*** MATERIAL FOR THIS TASK Section Begins ***

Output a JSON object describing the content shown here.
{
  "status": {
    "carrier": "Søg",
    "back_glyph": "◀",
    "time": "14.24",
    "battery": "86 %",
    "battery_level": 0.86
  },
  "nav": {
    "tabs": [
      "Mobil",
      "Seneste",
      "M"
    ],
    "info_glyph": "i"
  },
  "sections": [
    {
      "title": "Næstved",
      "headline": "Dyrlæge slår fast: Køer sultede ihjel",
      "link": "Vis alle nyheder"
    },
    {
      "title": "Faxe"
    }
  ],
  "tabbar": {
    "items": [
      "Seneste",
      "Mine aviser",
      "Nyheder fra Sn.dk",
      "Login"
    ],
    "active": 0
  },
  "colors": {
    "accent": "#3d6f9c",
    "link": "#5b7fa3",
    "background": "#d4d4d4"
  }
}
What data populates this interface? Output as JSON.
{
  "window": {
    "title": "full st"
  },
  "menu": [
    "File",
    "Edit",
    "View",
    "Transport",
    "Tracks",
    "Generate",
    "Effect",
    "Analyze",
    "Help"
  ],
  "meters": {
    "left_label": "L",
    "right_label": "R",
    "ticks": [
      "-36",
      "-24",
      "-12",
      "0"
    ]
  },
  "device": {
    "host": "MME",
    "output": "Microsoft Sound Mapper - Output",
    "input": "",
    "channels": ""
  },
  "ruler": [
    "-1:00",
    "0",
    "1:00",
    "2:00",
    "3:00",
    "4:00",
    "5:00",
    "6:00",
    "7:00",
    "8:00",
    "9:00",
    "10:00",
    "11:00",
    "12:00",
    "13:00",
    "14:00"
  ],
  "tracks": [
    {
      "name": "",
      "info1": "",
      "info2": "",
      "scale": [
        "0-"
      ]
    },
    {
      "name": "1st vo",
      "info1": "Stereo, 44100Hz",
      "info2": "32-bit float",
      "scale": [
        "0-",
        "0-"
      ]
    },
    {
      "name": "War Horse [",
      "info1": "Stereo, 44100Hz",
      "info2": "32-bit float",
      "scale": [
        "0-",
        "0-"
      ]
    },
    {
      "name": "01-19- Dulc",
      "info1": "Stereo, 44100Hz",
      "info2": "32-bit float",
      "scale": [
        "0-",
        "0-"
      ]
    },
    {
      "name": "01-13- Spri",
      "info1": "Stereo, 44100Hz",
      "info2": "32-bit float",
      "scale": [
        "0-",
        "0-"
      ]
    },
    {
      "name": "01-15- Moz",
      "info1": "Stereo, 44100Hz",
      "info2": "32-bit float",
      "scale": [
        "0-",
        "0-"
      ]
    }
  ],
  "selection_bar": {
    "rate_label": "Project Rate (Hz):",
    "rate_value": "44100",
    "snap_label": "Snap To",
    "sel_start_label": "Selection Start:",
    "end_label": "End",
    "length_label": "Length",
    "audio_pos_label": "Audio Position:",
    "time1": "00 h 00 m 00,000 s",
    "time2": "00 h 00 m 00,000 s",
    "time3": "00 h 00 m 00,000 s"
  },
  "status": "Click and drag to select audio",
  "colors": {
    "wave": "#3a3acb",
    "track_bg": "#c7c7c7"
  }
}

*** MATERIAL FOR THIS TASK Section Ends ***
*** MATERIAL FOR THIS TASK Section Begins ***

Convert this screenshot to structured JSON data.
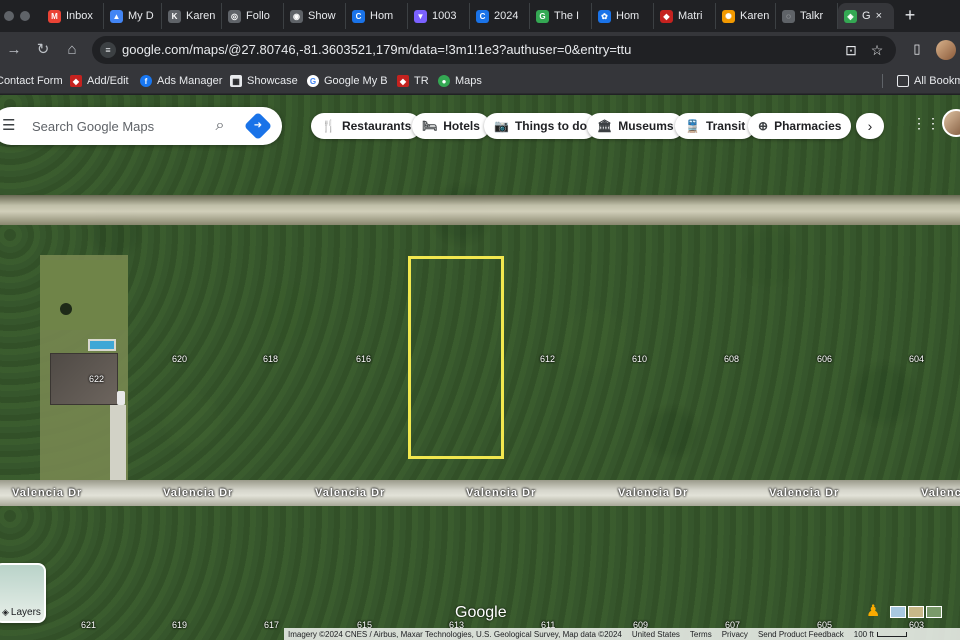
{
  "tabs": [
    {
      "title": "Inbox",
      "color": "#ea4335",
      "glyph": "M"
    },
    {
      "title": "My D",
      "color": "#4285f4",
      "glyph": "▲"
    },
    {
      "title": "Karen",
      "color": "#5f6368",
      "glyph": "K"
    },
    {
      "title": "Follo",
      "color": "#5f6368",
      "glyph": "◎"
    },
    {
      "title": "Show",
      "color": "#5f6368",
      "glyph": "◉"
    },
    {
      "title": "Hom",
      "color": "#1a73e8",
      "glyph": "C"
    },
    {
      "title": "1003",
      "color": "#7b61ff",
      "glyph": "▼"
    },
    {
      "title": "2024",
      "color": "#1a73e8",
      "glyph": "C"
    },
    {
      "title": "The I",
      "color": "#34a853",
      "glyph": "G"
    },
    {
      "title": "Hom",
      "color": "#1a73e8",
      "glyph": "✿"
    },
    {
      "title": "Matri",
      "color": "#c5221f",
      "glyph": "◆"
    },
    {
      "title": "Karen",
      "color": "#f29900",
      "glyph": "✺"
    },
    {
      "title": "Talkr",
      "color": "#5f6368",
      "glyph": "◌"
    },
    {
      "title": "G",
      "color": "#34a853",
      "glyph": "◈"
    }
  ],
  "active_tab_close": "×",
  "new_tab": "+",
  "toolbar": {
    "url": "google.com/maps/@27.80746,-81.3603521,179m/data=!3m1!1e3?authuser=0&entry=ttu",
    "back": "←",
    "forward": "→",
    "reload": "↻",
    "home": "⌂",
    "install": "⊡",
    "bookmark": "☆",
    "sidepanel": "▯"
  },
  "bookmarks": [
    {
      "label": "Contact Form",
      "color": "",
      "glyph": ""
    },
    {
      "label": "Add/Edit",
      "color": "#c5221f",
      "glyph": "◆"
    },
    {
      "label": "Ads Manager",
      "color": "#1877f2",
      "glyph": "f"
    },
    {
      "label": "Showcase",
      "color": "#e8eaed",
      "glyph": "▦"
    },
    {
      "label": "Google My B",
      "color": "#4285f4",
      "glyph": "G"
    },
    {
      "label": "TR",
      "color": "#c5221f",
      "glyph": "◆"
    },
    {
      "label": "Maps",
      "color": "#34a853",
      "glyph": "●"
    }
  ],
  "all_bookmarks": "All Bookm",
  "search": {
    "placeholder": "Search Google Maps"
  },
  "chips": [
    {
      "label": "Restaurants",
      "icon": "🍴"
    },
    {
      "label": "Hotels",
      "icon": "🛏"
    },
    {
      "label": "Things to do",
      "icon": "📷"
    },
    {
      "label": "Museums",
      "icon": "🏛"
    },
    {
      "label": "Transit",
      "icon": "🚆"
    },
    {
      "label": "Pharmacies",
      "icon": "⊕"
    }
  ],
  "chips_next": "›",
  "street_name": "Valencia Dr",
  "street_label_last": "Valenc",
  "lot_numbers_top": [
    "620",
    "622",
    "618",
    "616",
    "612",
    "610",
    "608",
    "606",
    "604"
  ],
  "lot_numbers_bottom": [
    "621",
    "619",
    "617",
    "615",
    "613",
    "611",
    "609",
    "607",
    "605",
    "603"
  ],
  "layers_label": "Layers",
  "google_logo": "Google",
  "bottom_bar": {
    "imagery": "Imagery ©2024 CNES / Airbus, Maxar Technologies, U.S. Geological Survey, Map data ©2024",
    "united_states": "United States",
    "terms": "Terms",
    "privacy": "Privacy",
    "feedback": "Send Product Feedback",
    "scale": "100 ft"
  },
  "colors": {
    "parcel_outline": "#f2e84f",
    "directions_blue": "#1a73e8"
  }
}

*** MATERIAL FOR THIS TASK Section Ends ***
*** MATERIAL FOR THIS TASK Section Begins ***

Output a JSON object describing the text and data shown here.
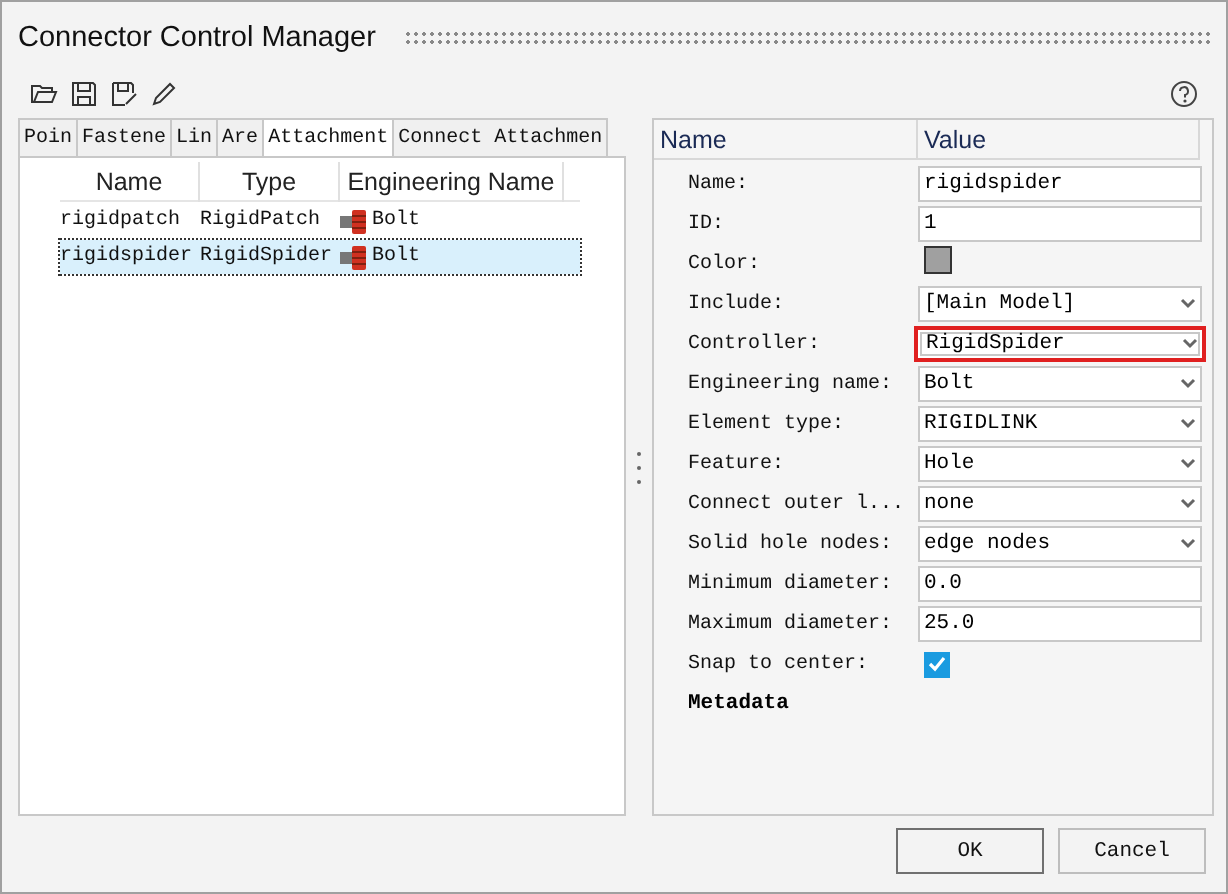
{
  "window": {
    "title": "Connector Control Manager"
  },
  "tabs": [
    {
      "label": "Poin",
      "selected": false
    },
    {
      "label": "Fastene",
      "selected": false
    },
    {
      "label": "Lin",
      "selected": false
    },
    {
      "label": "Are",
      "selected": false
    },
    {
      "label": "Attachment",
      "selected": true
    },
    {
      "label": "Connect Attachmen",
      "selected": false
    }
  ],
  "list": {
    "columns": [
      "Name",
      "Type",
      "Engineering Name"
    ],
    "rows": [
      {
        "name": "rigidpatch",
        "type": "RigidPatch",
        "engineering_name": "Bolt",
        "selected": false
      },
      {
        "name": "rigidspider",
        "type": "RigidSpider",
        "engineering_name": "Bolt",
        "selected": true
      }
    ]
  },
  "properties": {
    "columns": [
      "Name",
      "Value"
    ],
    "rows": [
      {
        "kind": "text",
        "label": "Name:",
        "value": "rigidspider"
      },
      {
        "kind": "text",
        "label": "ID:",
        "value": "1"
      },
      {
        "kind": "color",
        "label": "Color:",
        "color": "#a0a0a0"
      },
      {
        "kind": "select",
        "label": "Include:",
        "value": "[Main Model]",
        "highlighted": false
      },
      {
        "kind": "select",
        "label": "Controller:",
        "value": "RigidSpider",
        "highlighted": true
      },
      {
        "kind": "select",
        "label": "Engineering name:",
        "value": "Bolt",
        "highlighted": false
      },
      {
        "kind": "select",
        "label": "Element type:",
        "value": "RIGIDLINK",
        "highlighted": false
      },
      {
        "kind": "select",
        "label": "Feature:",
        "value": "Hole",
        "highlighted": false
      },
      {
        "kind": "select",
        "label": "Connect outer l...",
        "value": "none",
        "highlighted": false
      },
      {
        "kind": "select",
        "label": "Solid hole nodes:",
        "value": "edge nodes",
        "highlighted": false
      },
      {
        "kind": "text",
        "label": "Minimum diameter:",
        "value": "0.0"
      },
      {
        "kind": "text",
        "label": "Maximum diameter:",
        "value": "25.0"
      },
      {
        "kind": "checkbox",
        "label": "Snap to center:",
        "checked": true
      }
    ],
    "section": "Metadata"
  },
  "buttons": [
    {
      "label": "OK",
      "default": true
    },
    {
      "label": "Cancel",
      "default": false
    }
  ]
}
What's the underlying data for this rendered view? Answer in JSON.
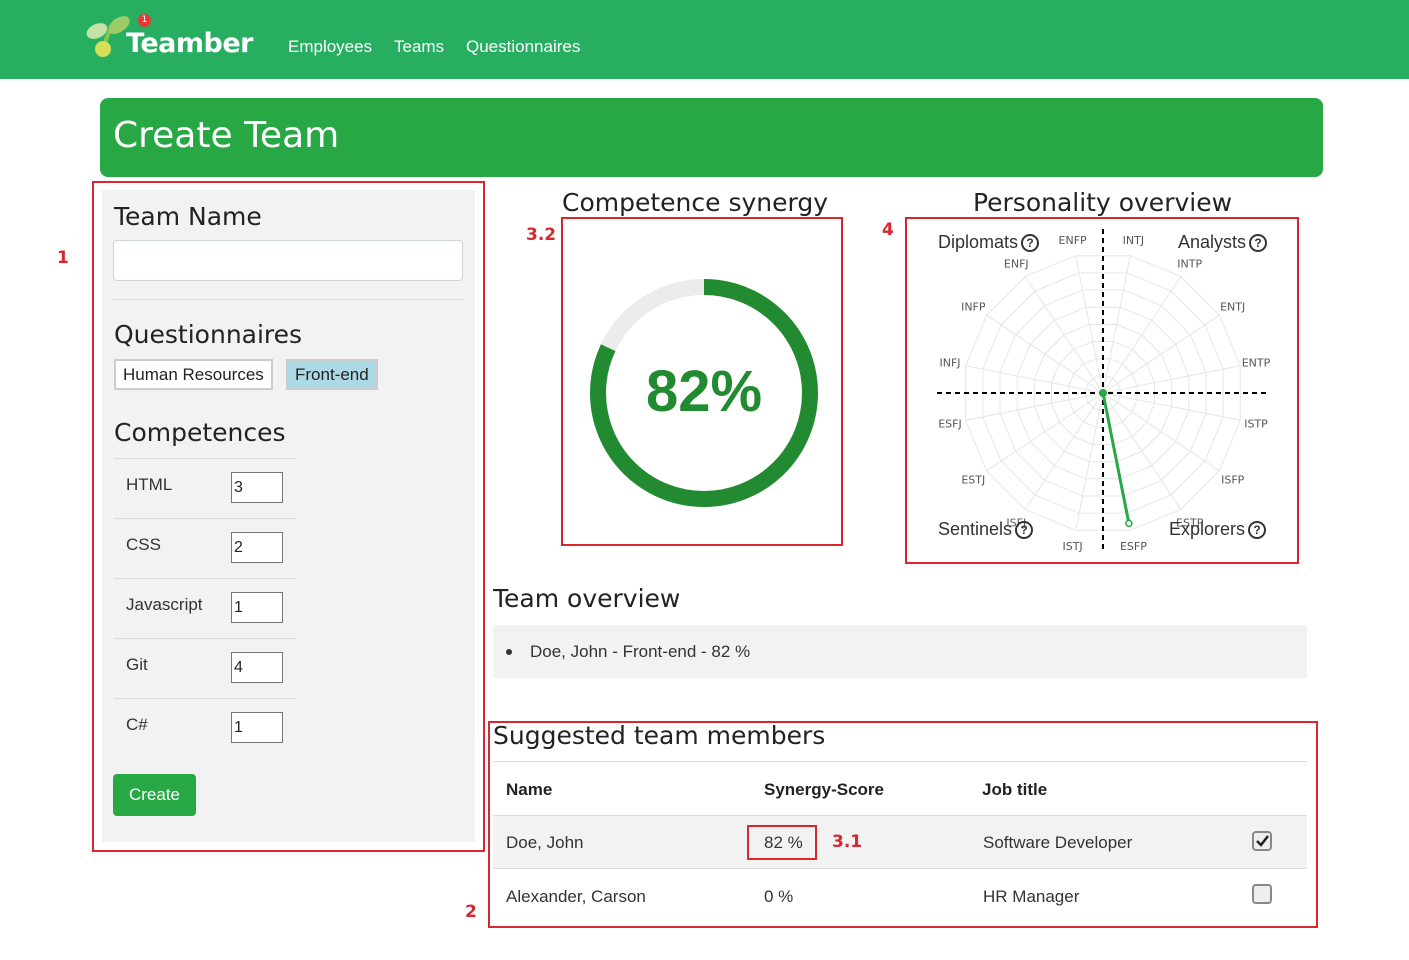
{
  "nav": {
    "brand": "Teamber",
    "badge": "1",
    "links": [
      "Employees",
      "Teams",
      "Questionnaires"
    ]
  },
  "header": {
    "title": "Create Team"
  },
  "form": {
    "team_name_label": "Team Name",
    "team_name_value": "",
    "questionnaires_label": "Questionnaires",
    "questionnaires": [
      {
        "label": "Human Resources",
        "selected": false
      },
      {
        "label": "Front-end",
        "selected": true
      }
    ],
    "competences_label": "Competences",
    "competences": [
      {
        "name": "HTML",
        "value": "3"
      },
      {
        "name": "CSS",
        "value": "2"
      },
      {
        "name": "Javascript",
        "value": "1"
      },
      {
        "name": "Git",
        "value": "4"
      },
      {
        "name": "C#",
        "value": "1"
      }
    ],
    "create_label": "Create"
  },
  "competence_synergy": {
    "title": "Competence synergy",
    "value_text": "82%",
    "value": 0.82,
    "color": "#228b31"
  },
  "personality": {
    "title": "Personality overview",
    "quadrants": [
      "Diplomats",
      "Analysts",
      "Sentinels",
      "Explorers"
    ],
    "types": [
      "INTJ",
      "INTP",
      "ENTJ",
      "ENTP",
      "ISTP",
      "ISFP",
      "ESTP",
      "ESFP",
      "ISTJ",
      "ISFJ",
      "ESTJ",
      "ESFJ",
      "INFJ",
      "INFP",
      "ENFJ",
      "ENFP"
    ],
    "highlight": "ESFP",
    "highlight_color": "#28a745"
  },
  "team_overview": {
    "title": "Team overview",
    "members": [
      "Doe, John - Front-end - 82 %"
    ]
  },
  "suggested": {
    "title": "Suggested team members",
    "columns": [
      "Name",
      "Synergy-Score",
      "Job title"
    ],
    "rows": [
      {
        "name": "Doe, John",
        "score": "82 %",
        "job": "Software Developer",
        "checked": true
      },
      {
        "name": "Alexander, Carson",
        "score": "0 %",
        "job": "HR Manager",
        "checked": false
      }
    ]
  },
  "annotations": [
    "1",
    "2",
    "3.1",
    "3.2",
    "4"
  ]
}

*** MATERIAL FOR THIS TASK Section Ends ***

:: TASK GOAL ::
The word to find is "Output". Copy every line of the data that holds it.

:: ANSWER TO THE PROBLEM ::
Output a JSON object describing the content shown here.
What data populates this interface? Output as JSON.
    "output": "Microsoft Sound Mapper - Output",
Output a JSON object describing the text and data shown here.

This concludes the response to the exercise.